> _ABOUT THIS EXERCISE_:
All lines that hold the string "fileinfo" should be copied. Find them in the listing below.

> _SUPPLIED DATA_:
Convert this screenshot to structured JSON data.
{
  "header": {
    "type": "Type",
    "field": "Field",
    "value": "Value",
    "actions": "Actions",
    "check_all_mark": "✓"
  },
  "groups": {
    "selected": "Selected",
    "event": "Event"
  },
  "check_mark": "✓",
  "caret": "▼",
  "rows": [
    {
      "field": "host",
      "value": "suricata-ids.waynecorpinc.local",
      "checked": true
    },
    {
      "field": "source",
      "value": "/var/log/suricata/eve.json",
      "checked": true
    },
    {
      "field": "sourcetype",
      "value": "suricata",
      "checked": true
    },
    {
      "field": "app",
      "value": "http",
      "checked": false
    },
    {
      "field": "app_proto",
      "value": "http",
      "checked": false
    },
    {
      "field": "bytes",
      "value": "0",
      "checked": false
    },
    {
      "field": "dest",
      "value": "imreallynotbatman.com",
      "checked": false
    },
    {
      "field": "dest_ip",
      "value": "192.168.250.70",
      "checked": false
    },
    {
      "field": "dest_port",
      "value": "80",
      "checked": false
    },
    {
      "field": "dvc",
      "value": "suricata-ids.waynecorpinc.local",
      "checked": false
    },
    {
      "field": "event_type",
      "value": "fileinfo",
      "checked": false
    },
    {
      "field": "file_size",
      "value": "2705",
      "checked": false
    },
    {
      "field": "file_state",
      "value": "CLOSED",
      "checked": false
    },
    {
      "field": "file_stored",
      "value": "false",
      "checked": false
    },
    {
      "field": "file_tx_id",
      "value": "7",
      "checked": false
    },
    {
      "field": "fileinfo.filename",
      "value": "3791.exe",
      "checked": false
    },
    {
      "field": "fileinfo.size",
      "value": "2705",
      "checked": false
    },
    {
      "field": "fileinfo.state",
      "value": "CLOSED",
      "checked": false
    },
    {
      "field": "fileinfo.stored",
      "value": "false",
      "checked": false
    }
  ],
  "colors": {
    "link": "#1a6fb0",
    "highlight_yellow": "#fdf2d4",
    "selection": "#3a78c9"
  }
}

> _ANSWER FOR THE TASK_:
      "value": "fileinfo",
      "field": "fileinfo.filename",
      "field": "fileinfo.size",
      "field": "fileinfo.state",
      "field": "fileinfo.stored",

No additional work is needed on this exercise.